* What you are asked to do *
Omitting every picture, output the records below exactly, please.

* Extracted entries *
Content starts

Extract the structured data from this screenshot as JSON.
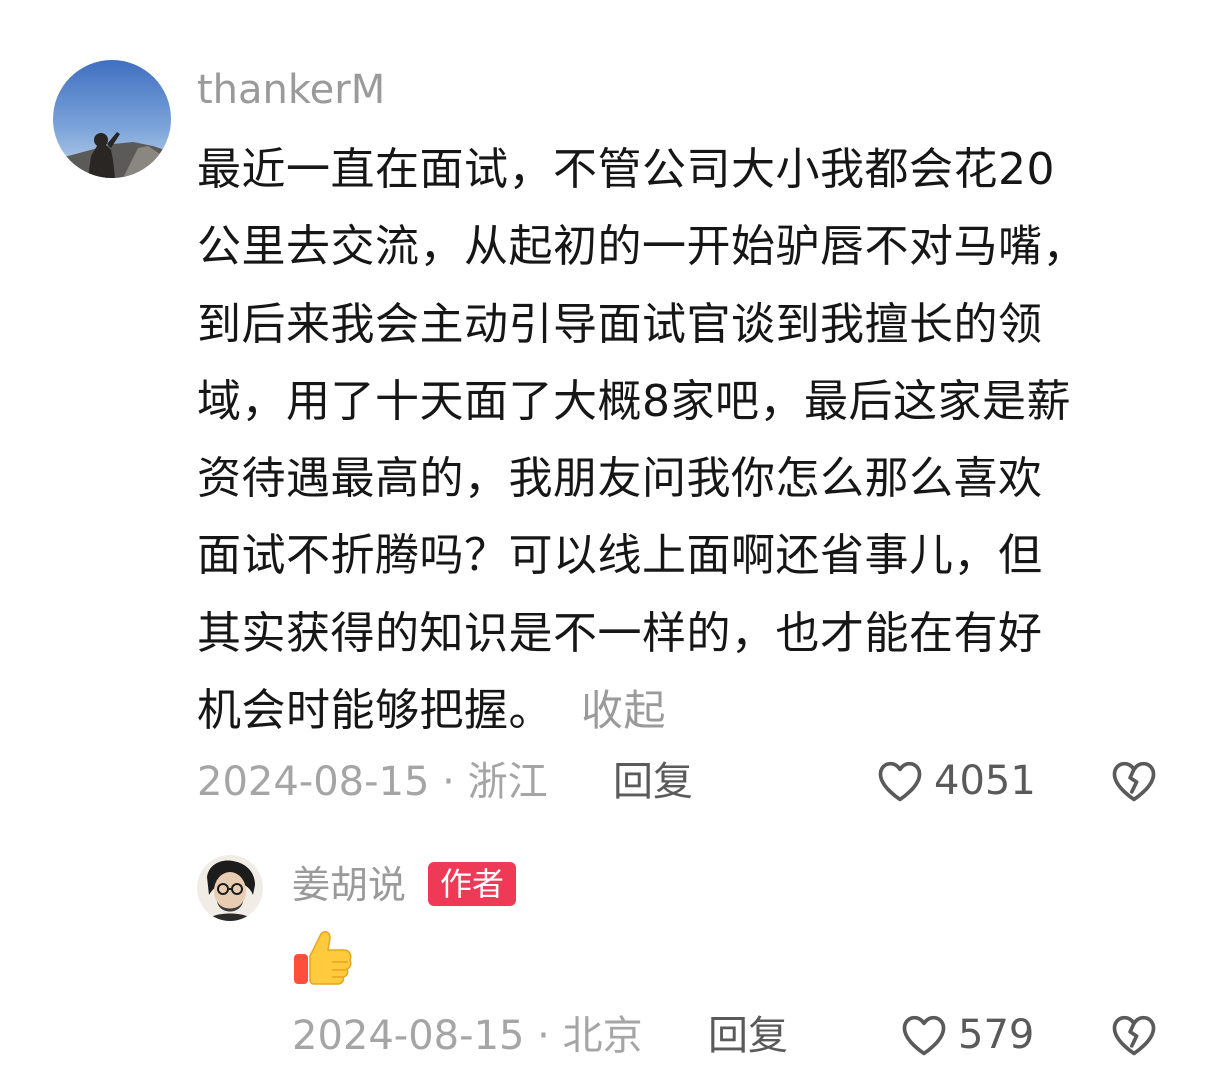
{
  "comment": {
    "username": "thankerM",
    "text_lines": [
      "最近一直在面试，不管公司大小我都会花20",
      "公里去交流，从起初的一开始驴唇不对马嘴，",
      "到后来我会主动引导面试官谈到我擅长的领",
      "域，用了十天面了大概8家吧，最后这家是薪",
      "资待遇最高的，我朋友问我你怎么那么喜欢",
      "面试不折腾吗？可以线上面啊还省事儿，但",
      "其实获得的知识是不一样的，也才能在有好",
      "机会时能够把握。"
    ],
    "collapse_label": "收起",
    "date_location": "2024-08-15 · 浙江",
    "reply_label": "回复",
    "like_count": "4051",
    "like_icon": "heart-outline-icon",
    "dislike_icon": "broken-heart-icon"
  },
  "reply": {
    "username": "姜胡说",
    "badge": "作者",
    "content_emoji": "thumbs-up-emoji",
    "date_location": "2024-08-15 · 北京",
    "reply_label": "回复",
    "like_count": "579"
  },
  "colors": {
    "badge": "#ee3a57",
    "muted_text": "#9a9a9a",
    "body_text": "#161616"
  }
}
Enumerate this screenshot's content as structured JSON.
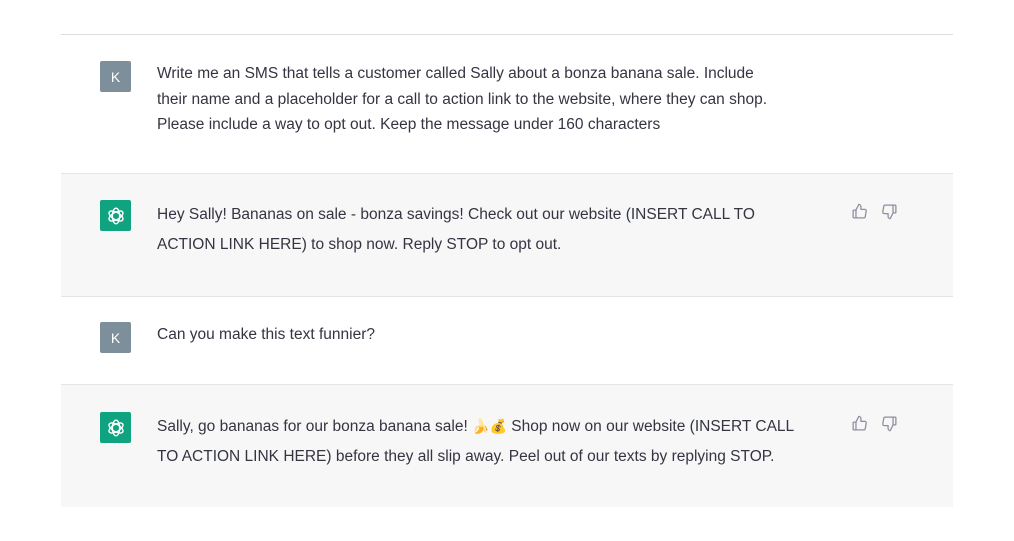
{
  "conversation": {
    "messages": [
      {
        "role": "user",
        "avatar_letter": "K",
        "lines": [
          "Write me an SMS that tells a customer called Sally about a bonza banana sale. Include",
          "their name and a placeholder for a call to action link to the website, where they can shop.",
          "Please include a way to opt out. Keep the message under 160 characters"
        ]
      },
      {
        "role": "assistant",
        "avatar_icon": "openai-logo-icon",
        "lines": [
          "Hey Sally! Bananas on sale - bonza savings! Check out our website (INSERT CALL TO",
          "ACTION LINK HERE) to shop now. Reply STOP to opt out."
        ]
      },
      {
        "role": "user",
        "avatar_letter": "K",
        "lines": [
          "Can you make this text funnier?"
        ]
      },
      {
        "role": "assistant",
        "avatar_icon": "openai-logo-icon",
        "line1_before": "Sally, go bananas for our bonza banana sale! ",
        "emojis": "🍌💰",
        "line1_after": " Shop now on our website (INSERT CALL",
        "line2": "TO ACTION LINK HERE) before they all slip away. Peel out of our texts by replying STOP."
      }
    ]
  },
  "icons": {
    "thumbs_up": "thumbs-up-icon",
    "thumbs_down": "thumbs-down-icon"
  },
  "colors": {
    "assistant_bg": "#f7f7f8",
    "user_avatar": "#7c8f9a",
    "bot_avatar": "#10a37f",
    "text": "#343541"
  }
}
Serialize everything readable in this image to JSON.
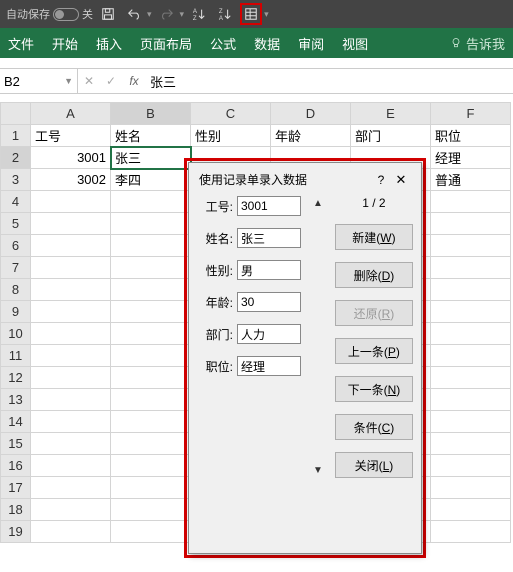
{
  "titlebar": {
    "autosave_label": "自动保存",
    "autosave_state": "关"
  },
  "ribbon": {
    "tabs": [
      "文件",
      "开始",
      "插入",
      "页面布局",
      "公式",
      "数据",
      "审阅",
      "视图"
    ],
    "tell_me": "告诉我"
  },
  "formula_bar": {
    "name_box": "B2",
    "formula": "张三"
  },
  "sheet": {
    "columns": [
      "A",
      "B",
      "C",
      "D",
      "E",
      "F"
    ],
    "headers": [
      "工号",
      "姓名",
      "性别",
      "年龄",
      "部门",
      "职位"
    ],
    "rows": [
      {
        "工号": "3001",
        "姓名": "张三",
        "性别": "",
        "年龄": "",
        "部门": "",
        "职位": "经理"
      },
      {
        "工号": "3002",
        "姓名": "李四",
        "性别": "",
        "年龄": "",
        "部门": "",
        "职位": "普通"
      }
    ]
  },
  "dialog": {
    "title": "使用记录单录入数据",
    "help": "?",
    "counter": "1 / 2",
    "fields": {
      "id_label": "工号:",
      "id_value": "3001",
      "name_label": "姓名:",
      "name_value": "张三",
      "gender_label": "性别:",
      "gender_value": "男",
      "age_label": "年龄:",
      "age_value": "30",
      "dept_label": "部门:",
      "dept_value": "人力",
      "pos_label": "职位:",
      "pos_value": "经理"
    },
    "buttons": {
      "new_": "新建(",
      "new_key": "W",
      "close_paren": ")",
      "delete_": "删除(",
      "delete_key": "D",
      "restore_": "还原(",
      "restore_key": "R",
      "prev_": "上一条(",
      "prev_key": "P",
      "next_": "下一条(",
      "next_key": "N",
      "criteria_": "条件(",
      "criteria_key": "C",
      "close_": "关闭(",
      "close_key": "L"
    }
  }
}
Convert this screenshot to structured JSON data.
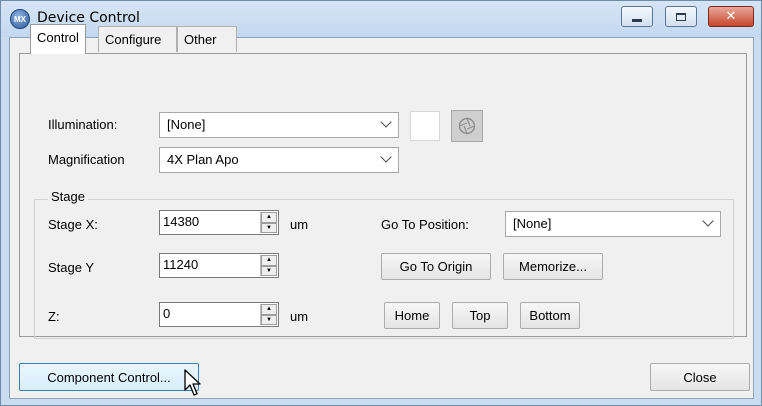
{
  "window": {
    "title": "Device Control",
    "app_icon_text": "MX",
    "minimize_icon": "minimize-icon",
    "maximize_icon": "maximize-icon",
    "close_icon": "close-icon",
    "close_glyph": "✕"
  },
  "tabs": [
    {
      "label": "Control",
      "active": true
    },
    {
      "label": "Configure",
      "active": false
    },
    {
      "label": "Other",
      "active": false
    }
  ],
  "control": {
    "illumination_label": "Illumination:",
    "illumination_value": "[None]",
    "magnification_label": "Magnification",
    "magnification_value": "4X Plan Apo",
    "stage": {
      "title": "Stage",
      "x_label": "Stage X:",
      "x_value": "14380",
      "x_unit": "um",
      "y_label": "Stage Y",
      "y_value": "11240",
      "z_label": "Z:",
      "z_value": "0",
      "z_unit": "um",
      "goto_label": "Go To Position:",
      "goto_value": "[None]",
      "go_to_origin": "Go To Origin",
      "memorize": "Memorize...",
      "home": "Home",
      "top": "Top",
      "bottom": "Bottom"
    }
  },
  "footer": {
    "component_control": "Component Control...",
    "close": "Close"
  },
  "colors": {
    "title_bar": "#c9dcf0",
    "close_button": "#c7452d",
    "panel": "#f0f0f0"
  }
}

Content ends

* Solution for this problem *
Extract the structured data from this screenshot as JSON.
{
  "comment": {
    "username": "thankerM",
    "text_lines": [
      "最近一直在面试，不管公司大小我都会花20",
      "公里去交流，从起初的一开始驴唇不对马嘴，",
      "到后来我会主动引导面试官谈到我擅长的领",
      "域，用了十天面了大概8家吧，最后这家是薪",
      "资待遇最高的，我朋友问我你怎么那么喜欢",
      "面试不折腾吗？可以线上面啊还省事儿，但",
      "其实获得的知识是不一样的，也才能在有好",
      "机会时能够把握。"
    ],
    "collapse_label": "收起",
    "date_location": "2024-08-15 · 浙江",
    "reply_label": "回复",
    "like_count": "4051",
    "like_icon": "heart-outline-icon",
    "dislike_icon": "broken-heart-icon"
  },
  "reply": {
    "username": "姜胡说",
    "badge": "作者",
    "content_emoji": "thumbs-up-emoji",
    "date_location": "2024-08-15 · 北京",
    "reply_label": "回复",
    "like_count": "579"
  },
  "colors": {
    "badge": "#ee3a57",
    "muted_text": "#9a9a9a",
    "body_text": "#161616"
  }
}
Enumerate this screenshot's content as structured JSON.
{
  "conversation": {
    "messages": [
      {
        "role": "user",
        "avatar_letter": "K",
        "lines": [
          "Write me an SMS that tells a customer called Sally about a bonza banana sale. Include",
          "their name and a placeholder for a call to action link to the website, where they can shop.",
          "Please include a way to opt out. Keep the message under 160 characters"
        ]
      },
      {
        "role": "assistant",
        "avatar_icon": "openai-logo-icon",
        "lines": [
          "Hey Sally! Bananas on sale - bonza savings! Check out our website (INSERT CALL TO",
          "ACTION LINK HERE) to shop now. Reply STOP to opt out."
        ]
      },
      {
        "role": "user",
        "avatar_letter": "K",
        "lines": [
          "Can you make this text funnier?"
        ]
      },
      {
        "role": "assistant",
        "avatar_icon": "openai-logo-icon",
        "line1_before": "Sally, go bananas for our bonza banana sale! ",
        "emojis": "🍌💰",
        "line1_after": " Shop now on our website (INSERT CALL",
        "line2": "TO ACTION LINK HERE) before they all slip away. Peel out of our texts by replying STOP."
      }
    ]
  },
  "icons": {
    "thumbs_up": "thumbs-up-icon",
    "thumbs_down": "thumbs-down-icon"
  },
  "colors": {
    "assistant_bg": "#f7f7f8",
    "user_avatar": "#7c8f9a",
    "bot_avatar": "#10a37f",
    "text": "#343541"
  }
}
Serialize everything readable in this image to JSON.
{
  "titlebar": {
    "autosave_label": "自动保存",
    "autosave_state": "关"
  },
  "ribbon": {
    "tabs": [
      "文件",
      "开始",
      "插入",
      "页面布局",
      "公式",
      "数据",
      "审阅",
      "视图"
    ],
    "tell_me": "告诉我"
  },
  "formula_bar": {
    "name_box": "B2",
    "formula": "张三"
  },
  "sheet": {
    "columns": [
      "A",
      "B",
      "C",
      "D",
      "E",
      "F"
    ],
    "headers": [
      "工号",
      "姓名",
      "性别",
      "年龄",
      "部门",
      "职位"
    ],
    "rows": [
      {
        "工号": "3001",
        "姓名": "张三",
        "性别": "",
        "年龄": "",
        "部门": "",
        "职位": "经理"
      },
      {
        "工号": "3002",
        "姓名": "李四",
        "性别": "",
        "年龄": "",
        "部门": "",
        "职位": "普通"
      }
    ]
  },
  "dialog": {
    "title": "使用记录单录入数据",
    "help": "?",
    "counter": "1 / 2",
    "fields": {
      "id_label": "工号:",
      "id_value": "3001",
      "name_label": "姓名:",
      "name_value": "张三",
      "gender_label": "性别:",
      "gender_value": "男",
      "age_label": "年龄:",
      "age_value": "30",
      "dept_label": "部门:",
      "dept_value": "人力",
      "pos_label": "职位:",
      "pos_value": "经理"
    },
    "buttons": {
      "new_": "新建(",
      "new_key": "W",
      "close_paren": ")",
      "delete_": "删除(",
      "delete_key": "D",
      "restore_": "还原(",
      "restore_key": "R",
      "prev_": "上一条(",
      "prev_key": "P",
      "next_": "下一条(",
      "next_key": "N",
      "criteria_": "条件(",
      "criteria_key": "C",
      "close_": "关闭(",
      "close_key": "L"
    }
  }
}
Convert this screenshot to structured JSON data.
{
  "window": {
    "title": "Device Control",
    "app_icon_text": "MX",
    "minimize_icon": "minimize-icon",
    "maximize_icon": "maximize-icon",
    "close_icon": "close-icon",
    "close_glyph": "✕"
  },
  "tabs": [
    {
      "label": "Control",
      "active": true
    },
    {
      "label": "Configure",
      "active": false
    },
    {
      "label": "Other",
      "active": false
    }
  ],
  "control": {
    "illumination_label": "Illumination:",
    "illumination_value": "[None]",
    "magnification_label": "Magnification",
    "magnification_value": "4X Plan Apo",
    "stage": {
      "title": "Stage",
      "x_label": "Stage X:",
      "x_value": "14380",
      "x_unit": "um",
      "y_label": "Stage Y",
      "y_value": "11240",
      "z_label": "Z:",
      "z_value": "0",
      "z_unit": "um",
      "goto_label": "Go To Position:",
      "goto_value": "[None]",
      "go_to_origin": "Go To Origin",
      "memorize": "Memorize...",
      "home": "Home",
      "top": "Top",
      "bottom": "Bottom"
    }
  },
  "footer": {
    "component_control": "Component Control...",
    "close": "Close"
  },
  "colors": {
    "title_bar": "#c9dcf0",
    "close_button": "#c7452d",
    "panel": "#f0f0f0"
  }
}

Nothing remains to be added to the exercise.